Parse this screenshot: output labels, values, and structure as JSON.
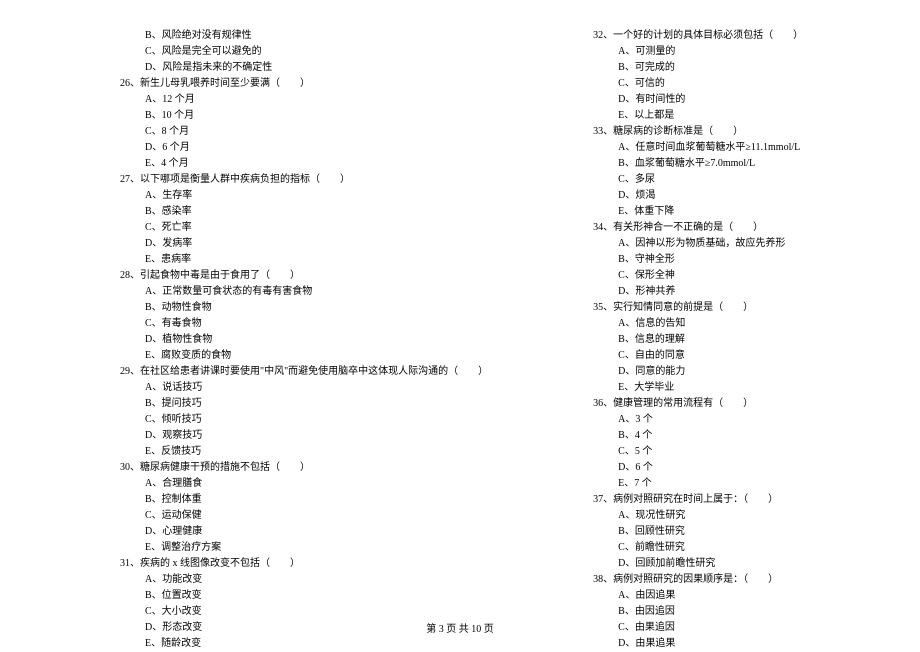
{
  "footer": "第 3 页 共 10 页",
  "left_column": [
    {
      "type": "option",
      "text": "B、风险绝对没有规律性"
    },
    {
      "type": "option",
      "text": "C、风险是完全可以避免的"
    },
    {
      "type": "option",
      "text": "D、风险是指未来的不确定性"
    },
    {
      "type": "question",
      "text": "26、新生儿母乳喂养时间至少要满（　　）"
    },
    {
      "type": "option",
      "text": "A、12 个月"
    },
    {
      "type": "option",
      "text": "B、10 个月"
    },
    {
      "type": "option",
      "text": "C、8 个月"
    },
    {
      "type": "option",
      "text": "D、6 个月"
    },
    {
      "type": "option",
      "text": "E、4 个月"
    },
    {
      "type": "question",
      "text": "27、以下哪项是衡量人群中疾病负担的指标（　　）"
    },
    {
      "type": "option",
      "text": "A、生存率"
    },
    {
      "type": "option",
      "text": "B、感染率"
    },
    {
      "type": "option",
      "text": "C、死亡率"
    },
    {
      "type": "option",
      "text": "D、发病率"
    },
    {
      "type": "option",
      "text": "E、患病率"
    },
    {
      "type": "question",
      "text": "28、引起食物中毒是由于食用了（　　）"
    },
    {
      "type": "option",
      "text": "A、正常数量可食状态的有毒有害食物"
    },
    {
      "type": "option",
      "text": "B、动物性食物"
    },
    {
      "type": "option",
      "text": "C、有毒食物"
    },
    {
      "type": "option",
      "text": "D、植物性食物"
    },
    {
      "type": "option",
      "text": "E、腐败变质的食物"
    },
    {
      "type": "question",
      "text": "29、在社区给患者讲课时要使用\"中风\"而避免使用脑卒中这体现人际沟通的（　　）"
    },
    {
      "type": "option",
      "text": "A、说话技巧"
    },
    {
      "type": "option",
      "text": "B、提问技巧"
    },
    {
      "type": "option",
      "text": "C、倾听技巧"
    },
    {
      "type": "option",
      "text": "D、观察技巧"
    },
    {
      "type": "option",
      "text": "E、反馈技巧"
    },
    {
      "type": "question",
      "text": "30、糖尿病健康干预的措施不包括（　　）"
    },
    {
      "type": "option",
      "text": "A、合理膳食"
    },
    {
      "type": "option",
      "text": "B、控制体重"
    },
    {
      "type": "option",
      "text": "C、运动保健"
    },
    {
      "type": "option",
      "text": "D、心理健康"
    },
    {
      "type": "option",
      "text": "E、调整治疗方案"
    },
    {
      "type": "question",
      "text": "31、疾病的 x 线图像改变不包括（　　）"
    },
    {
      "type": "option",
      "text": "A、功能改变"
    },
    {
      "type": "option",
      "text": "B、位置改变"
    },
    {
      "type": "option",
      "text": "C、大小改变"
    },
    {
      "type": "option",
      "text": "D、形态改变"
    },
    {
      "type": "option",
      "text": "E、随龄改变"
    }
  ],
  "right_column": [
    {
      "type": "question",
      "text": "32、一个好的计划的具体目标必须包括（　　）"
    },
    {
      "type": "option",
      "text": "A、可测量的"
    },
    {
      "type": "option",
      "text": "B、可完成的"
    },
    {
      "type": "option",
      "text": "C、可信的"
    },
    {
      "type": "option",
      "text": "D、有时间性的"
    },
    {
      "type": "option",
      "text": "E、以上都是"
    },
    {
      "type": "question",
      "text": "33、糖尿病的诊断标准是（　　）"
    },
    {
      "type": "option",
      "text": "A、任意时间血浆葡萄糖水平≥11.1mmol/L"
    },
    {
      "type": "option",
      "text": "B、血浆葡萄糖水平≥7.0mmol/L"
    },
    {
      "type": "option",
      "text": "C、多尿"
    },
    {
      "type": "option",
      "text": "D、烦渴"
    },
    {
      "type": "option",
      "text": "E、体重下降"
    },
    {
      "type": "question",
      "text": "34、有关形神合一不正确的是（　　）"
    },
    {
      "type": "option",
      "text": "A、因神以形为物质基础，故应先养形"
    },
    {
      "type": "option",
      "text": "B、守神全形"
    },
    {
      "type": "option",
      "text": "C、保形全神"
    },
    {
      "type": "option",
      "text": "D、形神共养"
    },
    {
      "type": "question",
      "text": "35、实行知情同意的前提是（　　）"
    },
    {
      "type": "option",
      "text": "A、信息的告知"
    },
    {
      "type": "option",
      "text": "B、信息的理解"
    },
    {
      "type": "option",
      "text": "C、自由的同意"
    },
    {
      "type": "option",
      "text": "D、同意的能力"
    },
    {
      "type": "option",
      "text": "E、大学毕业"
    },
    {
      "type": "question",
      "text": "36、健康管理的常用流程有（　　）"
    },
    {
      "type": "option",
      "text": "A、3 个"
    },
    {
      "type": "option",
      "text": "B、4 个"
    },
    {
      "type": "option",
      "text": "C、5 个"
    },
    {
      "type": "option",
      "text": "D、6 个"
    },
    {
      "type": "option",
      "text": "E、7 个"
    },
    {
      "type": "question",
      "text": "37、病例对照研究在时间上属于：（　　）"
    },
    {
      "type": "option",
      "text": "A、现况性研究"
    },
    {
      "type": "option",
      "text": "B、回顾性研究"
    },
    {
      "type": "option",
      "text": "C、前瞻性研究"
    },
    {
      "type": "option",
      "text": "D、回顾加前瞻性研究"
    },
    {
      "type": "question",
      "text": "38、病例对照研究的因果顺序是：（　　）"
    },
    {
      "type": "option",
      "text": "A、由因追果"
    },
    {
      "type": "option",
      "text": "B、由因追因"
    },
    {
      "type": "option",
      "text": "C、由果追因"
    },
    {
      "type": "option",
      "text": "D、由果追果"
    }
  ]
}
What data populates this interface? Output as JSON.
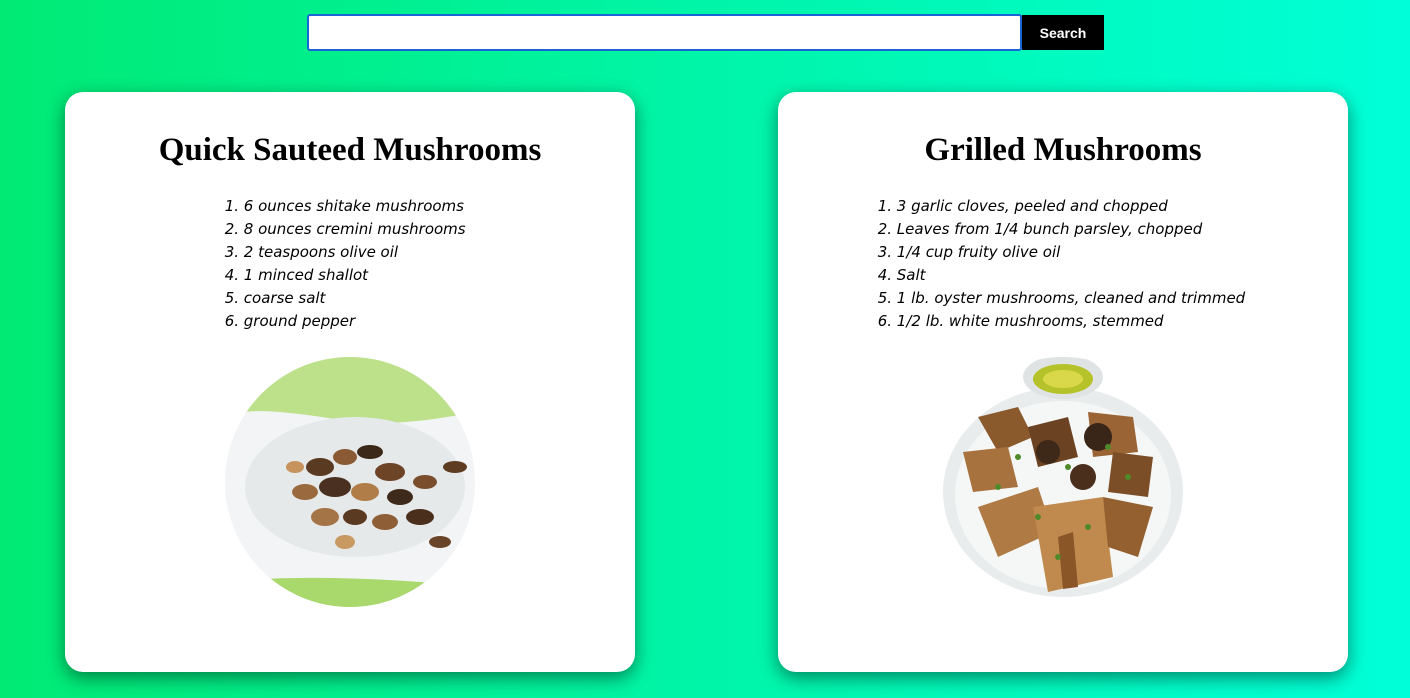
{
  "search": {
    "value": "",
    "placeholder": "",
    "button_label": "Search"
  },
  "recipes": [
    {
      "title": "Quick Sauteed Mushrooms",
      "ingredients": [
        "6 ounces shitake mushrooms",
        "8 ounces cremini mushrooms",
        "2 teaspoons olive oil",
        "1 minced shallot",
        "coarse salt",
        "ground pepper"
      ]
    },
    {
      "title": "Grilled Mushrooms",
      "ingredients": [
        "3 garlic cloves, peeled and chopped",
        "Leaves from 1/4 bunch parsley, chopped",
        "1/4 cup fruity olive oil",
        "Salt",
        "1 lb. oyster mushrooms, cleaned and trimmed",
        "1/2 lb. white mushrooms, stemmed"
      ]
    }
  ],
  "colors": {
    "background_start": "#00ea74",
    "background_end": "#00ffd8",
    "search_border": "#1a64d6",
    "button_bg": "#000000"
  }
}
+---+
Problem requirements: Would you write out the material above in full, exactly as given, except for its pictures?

Answer to this task:
Parse this screenshot: output labels, values, and structure as JSON.
{
  "footer": "第 3 页 共 10 页",
  "left_column": [
    {
      "type": "option",
      "text": "B、风险绝对没有规律性"
    },
    {
      "type": "option",
      "text": "C、风险是完全可以避免的"
    },
    {
      "type": "option",
      "text": "D、风险是指未来的不确定性"
    },
    {
      "type": "question",
      "text": "26、新生儿母乳喂养时间至少要满（　　）"
    },
    {
      "type": "option",
      "text": "A、12 个月"
    },
    {
      "type": "option",
      "text": "B、10 个月"
    },
    {
      "type": "option",
      "text": "C、8 个月"
    },
    {
      "type": "option",
      "text": "D、6 个月"
    },
    {
      "type": "option",
      "text": "E、4 个月"
    },
    {
      "type": "question",
      "text": "27、以下哪项是衡量人群中疾病负担的指标（　　）"
    },
    {
      "type": "option",
      "text": "A、生存率"
    },
    {
      "type": "option",
      "text": "B、感染率"
    },
    {
      "type": "option",
      "text": "C、死亡率"
    },
    {
      "type": "option",
      "text": "D、发病率"
    },
    {
      "type": "option",
      "text": "E、患病率"
    },
    {
      "type": "question",
      "text": "28、引起食物中毒是由于食用了（　　）"
    },
    {
      "type": "option",
      "text": "A、正常数量可食状态的有毒有害食物"
    },
    {
      "type": "option",
      "text": "B、动物性食物"
    },
    {
      "type": "option",
      "text": "C、有毒食物"
    },
    {
      "type": "option",
      "text": "D、植物性食物"
    },
    {
      "type": "option",
      "text": "E、腐败变质的食物"
    },
    {
      "type": "question",
      "text": "29、在社区给患者讲课时要使用\"中风\"而避免使用脑卒中这体现人际沟通的（　　）"
    },
    {
      "type": "option",
      "text": "A、说话技巧"
    },
    {
      "type": "option",
      "text": "B、提问技巧"
    },
    {
      "type": "option",
      "text": "C、倾听技巧"
    },
    {
      "type": "option",
      "text": "D、观察技巧"
    },
    {
      "type": "option",
      "text": "E、反馈技巧"
    },
    {
      "type": "question",
      "text": "30、糖尿病健康干预的措施不包括（　　）"
    },
    {
      "type": "option",
      "text": "A、合理膳食"
    },
    {
      "type": "option",
      "text": "B、控制体重"
    },
    {
      "type": "option",
      "text": "C、运动保健"
    },
    {
      "type": "option",
      "text": "D、心理健康"
    },
    {
      "type": "option",
      "text": "E、调整治疗方案"
    },
    {
      "type": "question",
      "text": "31、疾病的 x 线图像改变不包括（　　）"
    },
    {
      "type": "option",
      "text": "A、功能改变"
    },
    {
      "type": "option",
      "text": "B、位置改变"
    },
    {
      "type": "option",
      "text": "C、大小改变"
    },
    {
      "type": "option",
      "text": "D、形态改变"
    },
    {
      "type": "option",
      "text": "E、随龄改变"
    }
  ],
  "right_column": [
    {
      "type": "question",
      "text": "32、一个好的计划的具体目标必须包括（　　）"
    },
    {
      "type": "option",
      "text": "A、可测量的"
    },
    {
      "type": "option",
      "text": "B、可完成的"
    },
    {
      "type": "option",
      "text": "C、可信的"
    },
    {
      "type": "option",
      "text": "D、有时间性的"
    },
    {
      "type": "option",
      "text": "E、以上都是"
    },
    {
      "type": "question",
      "text": "33、糖尿病的诊断标准是（　　）"
    },
    {
      "type": "option",
      "text": "A、任意时间血浆葡萄糖水平≥11.1mmol/L"
    },
    {
      "type": "option",
      "text": "B、血浆葡萄糖水平≥7.0mmol/L"
    },
    {
      "type": "option",
      "text": "C、多尿"
    },
    {
      "type": "option",
      "text": "D、烦渴"
    },
    {
      "type": "option",
      "text": "E、体重下降"
    },
    {
      "type": "question",
      "text": "34、有关形神合一不正确的是（　　）"
    },
    {
      "type": "option",
      "text": "A、因神以形为物质基础，故应先养形"
    },
    {
      "type": "option",
      "text": "B、守神全形"
    },
    {
      "type": "option",
      "text": "C、保形全神"
    },
    {
      "type": "option",
      "text": "D、形神共养"
    },
    {
      "type": "question",
      "text": "35、实行知情同意的前提是（　　）"
    },
    {
      "type": "option",
      "text": "A、信息的告知"
    },
    {
      "type": "option",
      "text": "B、信息的理解"
    },
    {
      "type": "option",
      "text": "C、自由的同意"
    },
    {
      "type": "option",
      "text": "D、同意的能力"
    },
    {
      "type": "option",
      "text": "E、大学毕业"
    },
    {
      "type": "question",
      "text": "36、健康管理的常用流程有（　　）"
    },
    {
      "type": "option",
      "text": "A、3 个"
    },
    {
      "type": "option",
      "text": "B、4 个"
    },
    {
      "type": "option",
      "text": "C、5 个"
    },
    {
      "type": "option",
      "text": "D、6 个"
    },
    {
      "type": "option",
      "text": "E、7 个"
    },
    {
      "type": "question",
      "text": "37、病例对照研究在时间上属于：（　　）"
    },
    {
      "type": "option",
      "text": "A、现况性研究"
    },
    {
      "type": "option",
      "text": "B、回顾性研究"
    },
    {
      "type": "option",
      "text": "C、前瞻性研究"
    },
    {
      "type": "option",
      "text": "D、回顾加前瞻性研究"
    },
    {
      "type": "question",
      "text": "38、病例对照研究的因果顺序是：（　　）"
    },
    {
      "type": "option",
      "text": "A、由因追果"
    },
    {
      "type": "option",
      "text": "B、由因追因"
    },
    {
      "type": "option",
      "text": "C、由果追因"
    },
    {
      "type": "option",
      "text": "D、由果追果"
    }
  ]
}
What data populates this interface? Output as JSON.
{
  "search": {
    "value": "",
    "placeholder": "",
    "button_label": "Search"
  },
  "recipes": [
    {
      "title": "Quick Sauteed Mushrooms",
      "ingredients": [
        "6 ounces shitake mushrooms",
        "8 ounces cremini mushrooms",
        "2 teaspoons olive oil",
        "1 minced shallot",
        "coarse salt",
        "ground pepper"
      ]
    },
    {
      "title": "Grilled Mushrooms",
      "ingredients": [
        "3 garlic cloves, peeled and chopped",
        "Leaves from 1/4 bunch parsley, chopped",
        "1/4 cup fruity olive oil",
        "Salt",
        "1 lb. oyster mushrooms, cleaned and trimmed",
        "1/2 lb. white mushrooms, stemmed"
      ]
    }
  ],
  "colors": {
    "background_start": "#00ea74",
    "background_end": "#00ffd8",
    "search_border": "#1a64d6",
    "button_bg": "#000000"
  }
}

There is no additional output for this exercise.